Light body with appropriate carbonation.
Very refreshing APA with bold lemongrass notes. Obvious harmonization with Asian food.
Copper with some light sediment suspended within, a few large bubbles of carbonation, and topped with a finger of yellowish head.
Citrus, pine, lemongrass and bergamot. Caramel, and dank orange.
Citrus, dank pine as in pine wood, caramel, a rustic cupboard like almost dusty quality, and a hint of lemongrass and bitterness on the finish.
Light body, resinous aftertaste, lots of spa like carbonation.
Found at Beer Lab, Chiang Mai, drank here Nov 6th, 2015. Celebration of my parents visiting me in Asia for the first time in 19 years! Good brew, great label, not overly lemongrass like, but light and uniquely artistic idea.

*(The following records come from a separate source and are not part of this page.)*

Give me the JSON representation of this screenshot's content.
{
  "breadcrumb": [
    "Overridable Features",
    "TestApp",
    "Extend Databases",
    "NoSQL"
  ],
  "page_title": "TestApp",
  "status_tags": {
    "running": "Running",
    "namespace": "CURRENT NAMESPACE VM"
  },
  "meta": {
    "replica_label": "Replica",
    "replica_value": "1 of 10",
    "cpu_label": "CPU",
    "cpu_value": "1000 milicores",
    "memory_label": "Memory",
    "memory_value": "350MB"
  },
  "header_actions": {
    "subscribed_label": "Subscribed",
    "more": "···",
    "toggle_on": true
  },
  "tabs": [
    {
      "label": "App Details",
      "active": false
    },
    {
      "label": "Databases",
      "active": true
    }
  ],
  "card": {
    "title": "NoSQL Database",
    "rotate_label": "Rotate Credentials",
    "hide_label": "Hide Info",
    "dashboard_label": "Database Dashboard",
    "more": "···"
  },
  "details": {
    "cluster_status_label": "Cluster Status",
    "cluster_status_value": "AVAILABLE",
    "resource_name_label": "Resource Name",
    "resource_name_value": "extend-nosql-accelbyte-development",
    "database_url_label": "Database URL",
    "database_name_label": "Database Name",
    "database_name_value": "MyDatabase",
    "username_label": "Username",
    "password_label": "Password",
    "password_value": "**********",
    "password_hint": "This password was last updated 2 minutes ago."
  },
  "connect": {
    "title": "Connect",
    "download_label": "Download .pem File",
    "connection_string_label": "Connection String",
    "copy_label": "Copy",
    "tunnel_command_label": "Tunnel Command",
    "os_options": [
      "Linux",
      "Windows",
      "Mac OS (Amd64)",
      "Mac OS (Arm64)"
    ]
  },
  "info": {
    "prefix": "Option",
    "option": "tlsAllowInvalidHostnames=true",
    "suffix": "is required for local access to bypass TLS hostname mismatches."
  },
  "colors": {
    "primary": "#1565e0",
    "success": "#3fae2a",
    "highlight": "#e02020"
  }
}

Cask version brewed in conjunction with Caledonian for 'spoons. Gold to copper coloured beer smellin gof lemon, orange and cleaning fluid. Has me thinking I hope this isn't skunky. A surprisingly sweet start precedesa combination of tangy generic citrus (maybe I can pick out some lemon) and rater stale biscuitiness. There is welcome incipient leafiness in the aftertaste towards the end of my half pint.
500ml bottle - a 'light ale', made with lemongrass, so of course the suggested pairings involve Asian food.

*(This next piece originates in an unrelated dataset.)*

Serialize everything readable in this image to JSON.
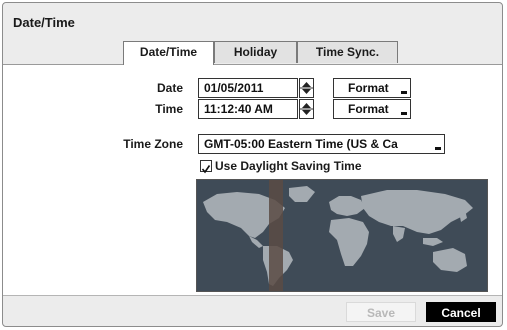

This beer pours a hazy, medium copper amber hue, with one skinny finger of weakly foamy, and mostly just bubbly dirty white head, which leaves some eroding Hoodoo lace around the glass as things quickly subside.

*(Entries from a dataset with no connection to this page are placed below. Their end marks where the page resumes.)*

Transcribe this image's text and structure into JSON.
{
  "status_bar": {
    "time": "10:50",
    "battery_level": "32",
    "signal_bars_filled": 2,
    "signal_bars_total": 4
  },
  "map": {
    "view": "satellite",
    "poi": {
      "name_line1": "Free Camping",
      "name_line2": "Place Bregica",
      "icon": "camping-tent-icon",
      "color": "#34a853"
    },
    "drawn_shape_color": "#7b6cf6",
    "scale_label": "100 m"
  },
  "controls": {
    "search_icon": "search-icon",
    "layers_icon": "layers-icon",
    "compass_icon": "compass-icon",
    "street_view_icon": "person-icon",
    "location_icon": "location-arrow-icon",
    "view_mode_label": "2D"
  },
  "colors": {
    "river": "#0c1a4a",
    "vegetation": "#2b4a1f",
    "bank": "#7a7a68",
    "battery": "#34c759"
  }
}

It smells of lemony, grassy (ok, lemongrass), er, I guess not hops, grainy, crackery pale malt, a bit of tart apple, grape, and underripe pear fruitiness, white pepper, and further herbal, piney astringencies. The taste is gritty, bready pale malt, a waning lemongrass acridity, mixed generic fruit bowl esters, slightly spicy wheat grain, orange zest, herbal tea, wet hay, and more lost in translation herbal notes.
The carbonation is quite tight and crackling in its forceful frothiness, the body medium-light in weight, and so-so smooth, the lemon, grassiness, and yeast all poking and prodding here. It finishes rather dry, the wheat and rye guest malts having their say, alongside their herbal cohorts, as well as the lingering worldly hops.
An enjoyable enough, beefed-up pale ale (in flavour, not in ABV), with lots of different, and at times challenging interplay. However, I can't see this going all that well with the proclaimed 'Asian' food, at least not the kind I prefer - the lack of overall sweetness here wouldn't satisfy my typical spicy wanderings around that vast continent's cuisine.
Nice norwegian beer made with rye.
It looks just line a common [good] APA.. golden/orange color, not very opaque, and a nice whitey foam that leaves a nice lace.
Well. the rye makes a big difference in the aroma and in the taste - you may find yourself in the middle of a meadow... Ok ok to the point.. aroma and taste are really nice, full of spices that you usually don't find in a beer. And I guess they call this an "asian" pale ale because there are strong notes of bamboo in the aroma and taste; citrus, speacially limon, also can be found easily, as well as the hops; maltiness is not very high, but the rye gives a different feeling here.
Body is at average; and the beer is somewhat efervescent.
Bitterness is huge, and it remains in the mouth for a nice amount of time.
Due to the rye, in the end of the degustation, the beer is extremely turbid; maltiness and body becomes really high; etc. It's better on the first glasses..
Nevertheless, is a great beer.